Elrod’s work has recently appeared in Bitstreams BitStreams at the Whitney Museum of American Art, New York, 2001; Glee: Painting Now at the Aldrich Museum of Contemporary ArtContemporary Art Museum, Ridgefield, Connecticut, 2000, and The Palm Beach Institute of Contemporary Art, Florida, 2001; and Abstract Painting, Once Removed at the Kemper Museum of Contemporary Art, Kansas City, 1998. His paintings are in the collections of The Museum of Modern Art, New York; the Whitney Museum of American Art, New York; the Walker Art Center, Minneapolis; and the Museum of Contemporary Art, Cleveland. Born in Irving, Texas, the artist currently lives and works in Marfa, Texas, and New York City. FOCUS: Jeff Elrod marks his first solo exhibition in an American museum.

Born 1966, Irving, Texas; lives and works in Marfa, Texas

1991 University of North Texas, Denton, BFA

2008 Jeff Elrod, Leo Koenig Inc., New York
2006–07 Fingers Never Stop, Texas Gallery, Houston
2006 New Paintings, Fredericks & Freiser, New York
2002 Analog Paintings, Leo Koenig Inc., New York
2001 Flatland, Paolo Curti & Co., Milan
Jeff Elrod, Angstrom Gallery, Dallas
2000 New Paintings, Pat Hearn Gallery, New York
1998 The Squarepusher, Chinati Foundation, Marfa
1993 Super Graphix n’ Such, Rijksakademie Gallery, Amsterdam

2007–08 The Incomplete, Chelsea Art Museum, New York
2007 Beneath the Underdog, Gagosian Gallery, New York
New Paintings by Jeff Elrod, Mark Flood, and Jeff Zilm, Marty Walker Gallery, Dallas
2005 Restless, Glassell School of Art, Museum of Fine Arts, Houston
2006 The Name of This Show is Not: Gay Art Now, Paul Kasmin Gallery, New York
2003 Abstract Per Se, Red Dot, New York
2002 New-Economy Painting, ACME, Los Angeles
2001 BitStreams, The Whitney Museum of American Art, New York
2000 Glee: Painting Now, The Aldrich Contemporary Art Museum, Ridgefield
1999 Texas Draws, Contemporary Arts Museum, Houston
1998 Abstract Painting, Once Removed, Contemporary Arts Museum, Houston
1996 Hines & His Circle: Tragic Fading Supergraphic, Art of This Century, Houston

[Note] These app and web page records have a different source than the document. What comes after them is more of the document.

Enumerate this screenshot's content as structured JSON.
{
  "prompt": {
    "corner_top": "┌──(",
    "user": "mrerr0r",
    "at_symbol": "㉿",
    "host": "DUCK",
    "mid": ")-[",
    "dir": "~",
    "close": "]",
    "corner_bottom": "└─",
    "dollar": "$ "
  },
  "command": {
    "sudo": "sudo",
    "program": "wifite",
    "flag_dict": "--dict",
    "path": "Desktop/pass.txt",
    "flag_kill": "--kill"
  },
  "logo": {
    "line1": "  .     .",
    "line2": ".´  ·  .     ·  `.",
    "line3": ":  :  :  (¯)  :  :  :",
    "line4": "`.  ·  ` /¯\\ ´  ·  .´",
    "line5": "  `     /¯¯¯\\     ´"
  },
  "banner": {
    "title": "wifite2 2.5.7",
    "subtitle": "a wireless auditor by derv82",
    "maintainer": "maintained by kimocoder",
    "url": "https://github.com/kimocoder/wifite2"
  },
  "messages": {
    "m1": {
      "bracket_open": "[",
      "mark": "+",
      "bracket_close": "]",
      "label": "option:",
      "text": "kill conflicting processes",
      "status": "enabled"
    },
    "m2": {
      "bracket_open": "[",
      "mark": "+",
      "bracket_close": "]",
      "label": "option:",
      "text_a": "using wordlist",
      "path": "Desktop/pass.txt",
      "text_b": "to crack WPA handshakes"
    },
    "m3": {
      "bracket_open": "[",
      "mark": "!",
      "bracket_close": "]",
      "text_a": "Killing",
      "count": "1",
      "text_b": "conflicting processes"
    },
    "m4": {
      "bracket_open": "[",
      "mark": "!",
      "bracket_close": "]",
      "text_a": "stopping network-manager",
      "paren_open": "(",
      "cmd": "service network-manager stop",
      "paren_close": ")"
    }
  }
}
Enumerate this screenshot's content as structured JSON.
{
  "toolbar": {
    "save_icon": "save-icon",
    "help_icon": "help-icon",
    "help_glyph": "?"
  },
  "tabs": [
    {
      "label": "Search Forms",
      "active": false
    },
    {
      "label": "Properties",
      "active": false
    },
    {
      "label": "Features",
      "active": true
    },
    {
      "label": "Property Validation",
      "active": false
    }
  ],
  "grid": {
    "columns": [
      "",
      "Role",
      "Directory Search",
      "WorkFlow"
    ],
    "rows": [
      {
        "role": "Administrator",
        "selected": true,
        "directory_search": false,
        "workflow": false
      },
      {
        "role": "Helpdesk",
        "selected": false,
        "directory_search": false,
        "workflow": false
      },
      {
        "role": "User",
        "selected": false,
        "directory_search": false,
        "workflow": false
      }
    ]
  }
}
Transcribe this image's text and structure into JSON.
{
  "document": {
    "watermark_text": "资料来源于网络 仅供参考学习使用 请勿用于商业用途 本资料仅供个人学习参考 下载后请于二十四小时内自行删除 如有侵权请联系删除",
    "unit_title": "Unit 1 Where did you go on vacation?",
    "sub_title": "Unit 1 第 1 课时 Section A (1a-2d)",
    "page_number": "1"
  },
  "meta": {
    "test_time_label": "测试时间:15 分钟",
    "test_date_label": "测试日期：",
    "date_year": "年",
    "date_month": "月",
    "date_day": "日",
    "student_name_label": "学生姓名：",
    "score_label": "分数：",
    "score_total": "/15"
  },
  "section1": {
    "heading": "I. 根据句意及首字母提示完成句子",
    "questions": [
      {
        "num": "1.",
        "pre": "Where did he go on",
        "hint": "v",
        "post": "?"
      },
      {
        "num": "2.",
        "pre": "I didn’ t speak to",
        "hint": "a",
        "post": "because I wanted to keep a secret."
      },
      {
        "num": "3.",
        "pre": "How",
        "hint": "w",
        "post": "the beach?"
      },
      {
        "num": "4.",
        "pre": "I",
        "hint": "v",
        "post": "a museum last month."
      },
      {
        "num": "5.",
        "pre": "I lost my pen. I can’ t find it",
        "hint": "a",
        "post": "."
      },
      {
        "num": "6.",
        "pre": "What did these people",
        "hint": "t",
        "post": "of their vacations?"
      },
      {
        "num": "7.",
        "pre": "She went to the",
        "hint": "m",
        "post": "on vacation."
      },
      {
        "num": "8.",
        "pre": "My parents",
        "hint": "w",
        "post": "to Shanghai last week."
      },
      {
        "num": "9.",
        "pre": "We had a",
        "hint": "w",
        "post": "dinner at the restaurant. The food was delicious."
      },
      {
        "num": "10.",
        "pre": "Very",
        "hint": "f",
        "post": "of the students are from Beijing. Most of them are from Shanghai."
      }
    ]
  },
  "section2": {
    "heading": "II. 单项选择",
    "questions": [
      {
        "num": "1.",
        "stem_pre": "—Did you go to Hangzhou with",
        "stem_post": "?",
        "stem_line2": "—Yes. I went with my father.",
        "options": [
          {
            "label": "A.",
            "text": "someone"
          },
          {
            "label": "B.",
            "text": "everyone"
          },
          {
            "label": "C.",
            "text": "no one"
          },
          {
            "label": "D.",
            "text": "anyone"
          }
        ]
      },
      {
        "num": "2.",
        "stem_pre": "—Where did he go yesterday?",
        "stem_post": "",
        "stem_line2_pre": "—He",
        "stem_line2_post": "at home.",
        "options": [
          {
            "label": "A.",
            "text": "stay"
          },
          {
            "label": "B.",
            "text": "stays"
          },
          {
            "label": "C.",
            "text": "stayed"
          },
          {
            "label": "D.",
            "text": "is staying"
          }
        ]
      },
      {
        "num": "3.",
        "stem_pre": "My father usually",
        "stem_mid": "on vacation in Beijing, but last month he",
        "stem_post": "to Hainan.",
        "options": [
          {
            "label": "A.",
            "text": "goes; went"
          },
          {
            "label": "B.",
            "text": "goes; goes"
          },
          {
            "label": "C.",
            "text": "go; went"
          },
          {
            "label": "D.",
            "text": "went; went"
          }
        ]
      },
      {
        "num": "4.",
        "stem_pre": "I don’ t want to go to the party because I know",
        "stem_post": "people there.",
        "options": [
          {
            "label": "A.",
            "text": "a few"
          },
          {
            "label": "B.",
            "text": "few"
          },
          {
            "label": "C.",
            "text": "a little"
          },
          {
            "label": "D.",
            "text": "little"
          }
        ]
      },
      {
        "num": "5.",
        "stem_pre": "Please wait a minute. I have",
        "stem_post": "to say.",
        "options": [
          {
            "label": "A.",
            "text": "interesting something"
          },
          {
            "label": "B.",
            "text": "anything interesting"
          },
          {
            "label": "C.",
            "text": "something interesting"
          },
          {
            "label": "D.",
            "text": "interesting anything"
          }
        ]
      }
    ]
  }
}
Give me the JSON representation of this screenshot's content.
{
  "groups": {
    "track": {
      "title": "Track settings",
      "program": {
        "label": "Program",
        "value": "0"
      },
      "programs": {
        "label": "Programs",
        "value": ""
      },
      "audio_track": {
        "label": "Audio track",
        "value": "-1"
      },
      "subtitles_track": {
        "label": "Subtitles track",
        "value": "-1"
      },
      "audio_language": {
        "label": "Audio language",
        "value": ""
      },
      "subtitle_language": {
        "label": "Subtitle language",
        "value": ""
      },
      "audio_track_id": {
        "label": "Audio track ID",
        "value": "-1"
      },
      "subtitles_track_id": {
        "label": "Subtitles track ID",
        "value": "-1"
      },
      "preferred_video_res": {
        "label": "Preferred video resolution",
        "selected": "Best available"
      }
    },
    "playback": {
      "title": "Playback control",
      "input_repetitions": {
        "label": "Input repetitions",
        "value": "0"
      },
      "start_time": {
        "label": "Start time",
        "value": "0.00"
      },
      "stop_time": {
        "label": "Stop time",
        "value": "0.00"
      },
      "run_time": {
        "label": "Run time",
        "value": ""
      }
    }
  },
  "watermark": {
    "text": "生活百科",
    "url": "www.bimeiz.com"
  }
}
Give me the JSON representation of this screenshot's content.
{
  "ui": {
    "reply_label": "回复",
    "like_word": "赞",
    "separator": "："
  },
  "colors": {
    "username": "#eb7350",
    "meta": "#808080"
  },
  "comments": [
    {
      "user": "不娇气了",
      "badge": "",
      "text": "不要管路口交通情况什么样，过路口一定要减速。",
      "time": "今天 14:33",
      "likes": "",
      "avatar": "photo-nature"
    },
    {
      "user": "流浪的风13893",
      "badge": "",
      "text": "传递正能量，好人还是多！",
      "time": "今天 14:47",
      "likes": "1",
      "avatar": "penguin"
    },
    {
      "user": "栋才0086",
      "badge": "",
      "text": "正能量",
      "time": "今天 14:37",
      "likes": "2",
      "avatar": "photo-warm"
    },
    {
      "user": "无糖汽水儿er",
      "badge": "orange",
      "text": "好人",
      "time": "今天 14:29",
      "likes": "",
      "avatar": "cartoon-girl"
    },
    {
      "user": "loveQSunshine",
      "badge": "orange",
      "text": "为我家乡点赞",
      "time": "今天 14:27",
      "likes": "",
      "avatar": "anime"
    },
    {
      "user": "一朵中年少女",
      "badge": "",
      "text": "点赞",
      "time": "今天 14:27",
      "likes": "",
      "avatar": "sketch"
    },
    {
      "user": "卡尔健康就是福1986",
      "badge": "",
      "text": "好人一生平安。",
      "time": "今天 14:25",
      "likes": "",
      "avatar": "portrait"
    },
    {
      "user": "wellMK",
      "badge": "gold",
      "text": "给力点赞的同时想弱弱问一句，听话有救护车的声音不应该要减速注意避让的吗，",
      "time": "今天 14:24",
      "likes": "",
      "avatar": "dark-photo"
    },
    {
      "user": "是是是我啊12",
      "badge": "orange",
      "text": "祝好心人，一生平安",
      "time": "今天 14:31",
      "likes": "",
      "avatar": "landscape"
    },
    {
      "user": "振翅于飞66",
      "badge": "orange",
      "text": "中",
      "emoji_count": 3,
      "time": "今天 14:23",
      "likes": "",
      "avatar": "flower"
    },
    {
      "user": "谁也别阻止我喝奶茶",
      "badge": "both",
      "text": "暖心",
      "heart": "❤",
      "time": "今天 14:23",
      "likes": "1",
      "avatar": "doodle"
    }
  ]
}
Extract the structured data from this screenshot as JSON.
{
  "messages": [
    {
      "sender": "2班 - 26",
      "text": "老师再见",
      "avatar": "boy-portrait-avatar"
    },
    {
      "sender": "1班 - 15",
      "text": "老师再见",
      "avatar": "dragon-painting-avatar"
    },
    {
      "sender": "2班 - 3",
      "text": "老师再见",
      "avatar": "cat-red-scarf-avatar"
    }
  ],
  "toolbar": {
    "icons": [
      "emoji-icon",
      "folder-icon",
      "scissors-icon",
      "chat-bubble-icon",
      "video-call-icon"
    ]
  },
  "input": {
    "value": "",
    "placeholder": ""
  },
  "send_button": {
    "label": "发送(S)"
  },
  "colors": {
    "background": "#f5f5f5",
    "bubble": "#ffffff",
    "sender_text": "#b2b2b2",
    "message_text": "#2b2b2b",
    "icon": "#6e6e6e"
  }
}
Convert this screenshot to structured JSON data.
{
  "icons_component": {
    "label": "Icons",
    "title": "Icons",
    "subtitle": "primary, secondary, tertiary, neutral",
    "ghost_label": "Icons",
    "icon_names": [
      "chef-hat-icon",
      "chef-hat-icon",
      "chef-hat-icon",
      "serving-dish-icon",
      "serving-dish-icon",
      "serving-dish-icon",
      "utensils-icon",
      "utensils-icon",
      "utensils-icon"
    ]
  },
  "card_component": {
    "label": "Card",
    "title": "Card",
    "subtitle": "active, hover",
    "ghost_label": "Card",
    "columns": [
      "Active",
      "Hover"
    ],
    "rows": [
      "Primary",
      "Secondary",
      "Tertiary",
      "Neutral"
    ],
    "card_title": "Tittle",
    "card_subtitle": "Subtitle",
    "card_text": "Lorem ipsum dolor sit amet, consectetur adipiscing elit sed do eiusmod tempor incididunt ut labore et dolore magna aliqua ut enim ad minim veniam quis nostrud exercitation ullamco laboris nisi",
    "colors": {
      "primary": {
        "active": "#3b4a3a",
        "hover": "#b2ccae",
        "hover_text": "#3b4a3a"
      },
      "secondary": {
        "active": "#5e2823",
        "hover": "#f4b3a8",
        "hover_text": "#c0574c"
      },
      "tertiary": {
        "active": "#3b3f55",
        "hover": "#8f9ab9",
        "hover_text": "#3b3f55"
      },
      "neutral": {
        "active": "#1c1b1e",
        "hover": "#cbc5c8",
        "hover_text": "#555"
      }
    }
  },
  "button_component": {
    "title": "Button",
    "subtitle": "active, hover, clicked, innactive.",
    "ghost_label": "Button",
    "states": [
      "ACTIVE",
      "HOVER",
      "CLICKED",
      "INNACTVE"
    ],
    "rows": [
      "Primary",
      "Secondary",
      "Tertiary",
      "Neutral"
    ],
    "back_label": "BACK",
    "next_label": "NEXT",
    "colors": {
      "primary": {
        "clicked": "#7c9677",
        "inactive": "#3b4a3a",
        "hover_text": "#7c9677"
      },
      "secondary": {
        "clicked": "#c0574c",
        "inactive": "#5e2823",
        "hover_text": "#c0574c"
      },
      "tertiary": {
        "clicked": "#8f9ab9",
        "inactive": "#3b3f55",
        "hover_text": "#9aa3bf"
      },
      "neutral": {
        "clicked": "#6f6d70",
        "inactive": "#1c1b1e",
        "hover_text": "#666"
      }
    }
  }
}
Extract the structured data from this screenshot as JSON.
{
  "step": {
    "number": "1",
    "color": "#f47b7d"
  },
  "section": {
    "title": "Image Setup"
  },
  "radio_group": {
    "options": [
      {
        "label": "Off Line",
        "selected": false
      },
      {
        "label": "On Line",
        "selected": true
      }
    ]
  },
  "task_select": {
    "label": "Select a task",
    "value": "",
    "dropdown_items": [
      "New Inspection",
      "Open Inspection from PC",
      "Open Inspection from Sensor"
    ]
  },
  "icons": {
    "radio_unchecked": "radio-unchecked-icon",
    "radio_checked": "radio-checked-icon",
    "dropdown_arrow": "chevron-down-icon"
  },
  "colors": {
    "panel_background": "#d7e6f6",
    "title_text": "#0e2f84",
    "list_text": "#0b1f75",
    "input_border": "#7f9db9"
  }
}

The Director’s Council
The Director’s Council was formed in 1985 to assist the Museum with acquisitions. Council members enjoy a varied program of special events, and a portion of the Council’s annual membership dues are donated to an acquisitions fund. The culmination of the season is a Purchase Meeting, at which Council members purchase a work of art for the Modern’s permanent collection. This group provides members with an ambitious, creative approach to understanding collecting in today’s art market. Special events and programs exclusively for the Director’s Council begin each fall.

The Director’s Council FOCUS series features three solo exhibitions organized annually by Curator Andrea Karnes. Each exhibition opens with an exclusive cocktail reception for Council members, an opportunity to meet the featured artist and discuss his or her work. One work by each artist will be chosen to be part of the final Council selections. At the season’s Purchase Meeting, the Council selects one work to enter the Modern’s collection. This format creates an in-depth understanding of the Modern’s acquisitions process and provides a spirited and popular series of events. The annual dues, $525, include all the benefits of a Family membership and invitations to exclusive Director’s Council events.

Modern Art Museum of Fort Worth